:: How to complete this task ::
Produce a word-for-word copy of the listing below without its pictures.

"""

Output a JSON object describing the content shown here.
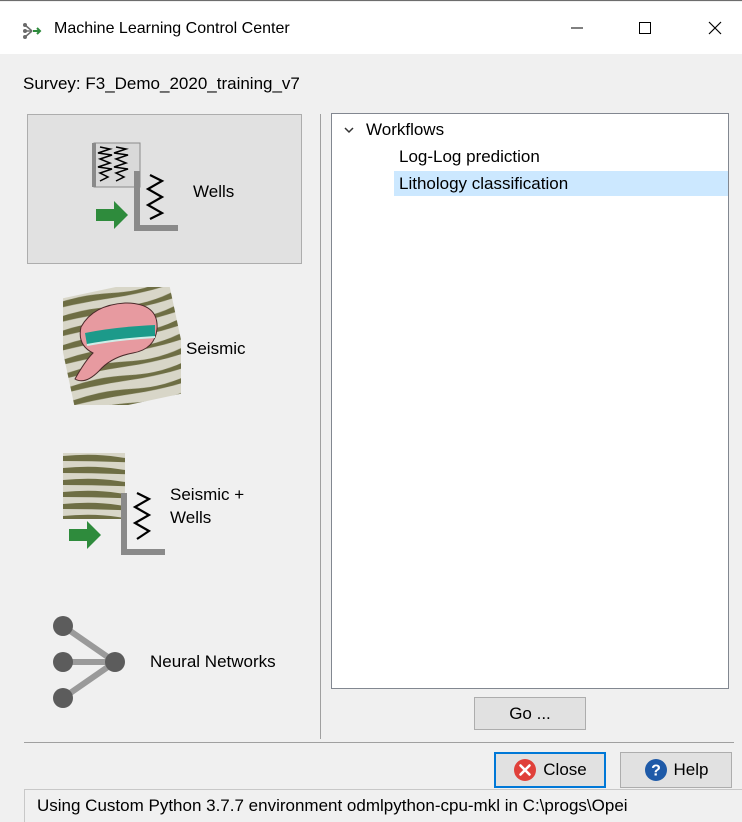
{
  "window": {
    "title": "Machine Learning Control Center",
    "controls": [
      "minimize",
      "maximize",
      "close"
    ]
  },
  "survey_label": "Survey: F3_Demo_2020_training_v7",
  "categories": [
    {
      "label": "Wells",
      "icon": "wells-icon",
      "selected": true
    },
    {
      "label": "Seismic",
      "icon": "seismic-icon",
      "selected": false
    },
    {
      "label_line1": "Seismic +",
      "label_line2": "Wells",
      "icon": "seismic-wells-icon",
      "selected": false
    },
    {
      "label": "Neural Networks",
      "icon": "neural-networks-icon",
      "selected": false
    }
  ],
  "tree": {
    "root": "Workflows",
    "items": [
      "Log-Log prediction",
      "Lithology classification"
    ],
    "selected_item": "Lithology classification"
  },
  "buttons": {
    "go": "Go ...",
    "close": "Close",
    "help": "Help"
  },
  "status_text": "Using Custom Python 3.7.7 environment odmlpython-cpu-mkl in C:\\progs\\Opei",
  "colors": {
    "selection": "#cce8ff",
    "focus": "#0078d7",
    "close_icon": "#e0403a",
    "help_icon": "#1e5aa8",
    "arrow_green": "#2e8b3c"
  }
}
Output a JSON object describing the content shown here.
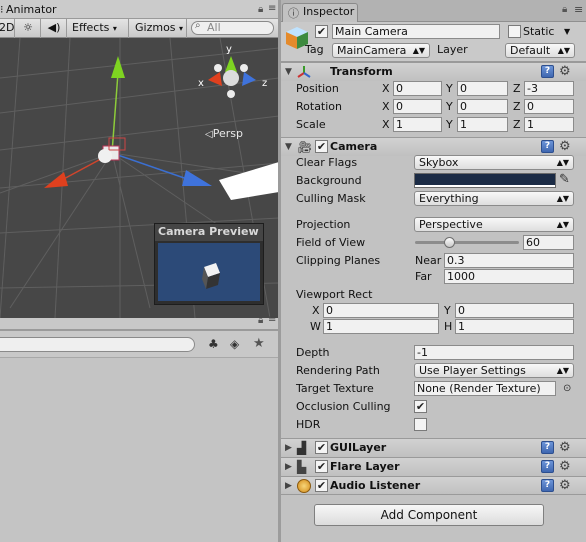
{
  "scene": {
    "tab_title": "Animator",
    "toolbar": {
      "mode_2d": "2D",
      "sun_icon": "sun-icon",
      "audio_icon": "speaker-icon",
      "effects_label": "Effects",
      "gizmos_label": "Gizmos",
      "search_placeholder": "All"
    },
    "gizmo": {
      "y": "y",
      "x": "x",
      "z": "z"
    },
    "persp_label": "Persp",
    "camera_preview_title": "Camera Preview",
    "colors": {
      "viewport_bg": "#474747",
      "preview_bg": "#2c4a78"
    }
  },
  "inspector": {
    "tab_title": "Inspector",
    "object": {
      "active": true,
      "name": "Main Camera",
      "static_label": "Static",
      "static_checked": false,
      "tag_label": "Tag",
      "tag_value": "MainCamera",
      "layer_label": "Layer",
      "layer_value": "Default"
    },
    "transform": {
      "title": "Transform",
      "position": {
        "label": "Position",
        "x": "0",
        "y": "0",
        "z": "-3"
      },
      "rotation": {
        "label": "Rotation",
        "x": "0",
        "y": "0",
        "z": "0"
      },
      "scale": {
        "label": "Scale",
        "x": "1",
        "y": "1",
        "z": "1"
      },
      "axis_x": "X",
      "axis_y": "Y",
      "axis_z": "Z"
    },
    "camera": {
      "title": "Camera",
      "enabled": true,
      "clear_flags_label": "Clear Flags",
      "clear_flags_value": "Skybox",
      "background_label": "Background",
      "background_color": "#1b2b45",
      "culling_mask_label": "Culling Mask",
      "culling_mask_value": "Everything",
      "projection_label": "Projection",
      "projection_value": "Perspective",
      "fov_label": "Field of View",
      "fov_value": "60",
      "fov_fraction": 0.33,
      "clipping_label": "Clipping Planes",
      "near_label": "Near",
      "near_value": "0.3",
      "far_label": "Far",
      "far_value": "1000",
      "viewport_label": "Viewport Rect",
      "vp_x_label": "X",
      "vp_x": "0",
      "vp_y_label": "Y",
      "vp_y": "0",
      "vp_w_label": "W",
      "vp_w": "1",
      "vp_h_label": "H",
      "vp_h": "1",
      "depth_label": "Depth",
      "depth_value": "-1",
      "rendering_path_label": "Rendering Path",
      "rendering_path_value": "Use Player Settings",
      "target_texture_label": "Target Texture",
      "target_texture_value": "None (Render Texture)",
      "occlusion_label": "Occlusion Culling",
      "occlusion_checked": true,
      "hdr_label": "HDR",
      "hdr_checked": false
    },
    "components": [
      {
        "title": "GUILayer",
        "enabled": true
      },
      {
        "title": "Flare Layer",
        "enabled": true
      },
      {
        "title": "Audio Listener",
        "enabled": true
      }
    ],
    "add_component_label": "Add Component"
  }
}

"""

:: Your response ::
Output a JSON object describing the content shown here.
{
  "window": {
    "title": "Machine Learning Control Center",
    "controls": [
      "minimize",
      "maximize",
      "close"
    ]
  },
  "survey_label": "Survey: F3_Demo_2020_training_v7",
  "categories": [
    {
      "label": "Wells",
      "icon": "wells-icon",
      "selected": true
    },
    {
      "label": "Seismic",
      "icon": "seismic-icon",
      "selected": false
    },
    {
      "label_line1": "Seismic +",
      "label_line2": "Wells",
      "icon": "seismic-wells-icon",
      "selected": false
    },
    {
      "label": "Neural Networks",
      "icon": "neural-networks-icon",
      "selected": false
    }
  ],
  "tree": {
    "root": "Workflows",
    "items": [
      "Log-Log prediction",
      "Lithology classification"
    ],
    "selected_item": "Lithology classification"
  },
  "buttons": {
    "go": "Go ...",
    "close": "Close",
    "help": "Help"
  },
  "status_text": "Using Custom Python 3.7.7 environment odmlpython-cpu-mkl in C:\\progs\\Opei",
  "colors": {
    "selection": "#cce8ff",
    "focus": "#0078d7",
    "close_icon": "#e0403a",
    "help_icon": "#1e5aa8",
    "arrow_green": "#2e8b3c"
  }
}
Output a JSON object describing the content shown here.
{
  "scene": {
    "tab_title": "Animator",
    "toolbar": {
      "mode_2d": "2D",
      "sun_icon": "sun-icon",
      "audio_icon": "speaker-icon",
      "effects_label": "Effects",
      "gizmos_label": "Gizmos",
      "search_placeholder": "All"
    },
    "gizmo": {
      "y": "y",
      "x": "x",
      "z": "z"
    },
    "persp_label": "Persp",
    "camera_preview_title": "Camera Preview",
    "colors": {
      "viewport_bg": "#474747",
      "preview_bg": "#2c4a78"
    }
  },
  "inspector": {
    "tab_title": "Inspector",
    "object": {
      "active": true,
      "name": "Main Camera",
      "static_label": "Static",
      "static_checked": false,
      "tag_label": "Tag",
      "tag_value": "MainCamera",
      "layer_label": "Layer",
      "layer_value": "Default"
    },
    "transform": {
      "title": "Transform",
      "position": {
        "label": "Position",
        "x": "0",
        "y": "0",
        "z": "-3"
      },
      "rotation": {
        "label": "Rotation",
        "x": "0",
        "y": "0",
        "z": "0"
      },
      "scale": {
        "label": "Scale",
        "x": "1",
        "y": "1",
        "z": "1"
      },
      "axis_x": "X",
      "axis_y": "Y",
      "axis_z": "Z"
    },
    "camera": {
      "title": "Camera",
      "enabled": true,
      "clear_flags_label": "Clear Flags",
      "clear_flags_value": "Skybox",
      "background_label": "Background",
      "background_color": "#1b2b45",
      "culling_mask_label": "Culling Mask",
      "culling_mask_value": "Everything",
      "projection_label": "Projection",
      "projection_value": "Perspective",
      "fov_label": "Field of View",
      "fov_value": "60",
      "fov_fraction": 0.33,
      "clipping_label": "Clipping Planes",
      "near_label": "Near",
      "near_value": "0.3",
      "far_label": "Far",
      "far_value": "1000",
      "viewport_label": "Viewport Rect",
      "vp_x_label": "X",
      "vp_x": "0",
      "vp_y_label": "Y",
      "vp_y": "0",
      "vp_w_label": "W",
      "vp_w": "1",
      "vp_h_label": "H",
      "vp_h": "1",
      "depth_label": "Depth",
      "depth_value": "-1",
      "rendering_path_label": "Rendering Path",
      "rendering_path_value": "Use Player Settings",
      "target_texture_label": "Target Texture",
      "target_texture_value": "None (Render Texture)",
      "occlusion_label": "Occlusion Culling",
      "occlusion_checked": true,
      "hdr_label": "HDR",
      "hdr_checked": false
    },
    "components": [
      {
        "title": "GUILayer",
        "enabled": true
      },
      {
        "title": "Flare Layer",
        "enabled": true
      },
      {
        "title": "Audio Listener",
        "enabled": true
      }
    ],
    "add_component_label": "Add Component"
  }
}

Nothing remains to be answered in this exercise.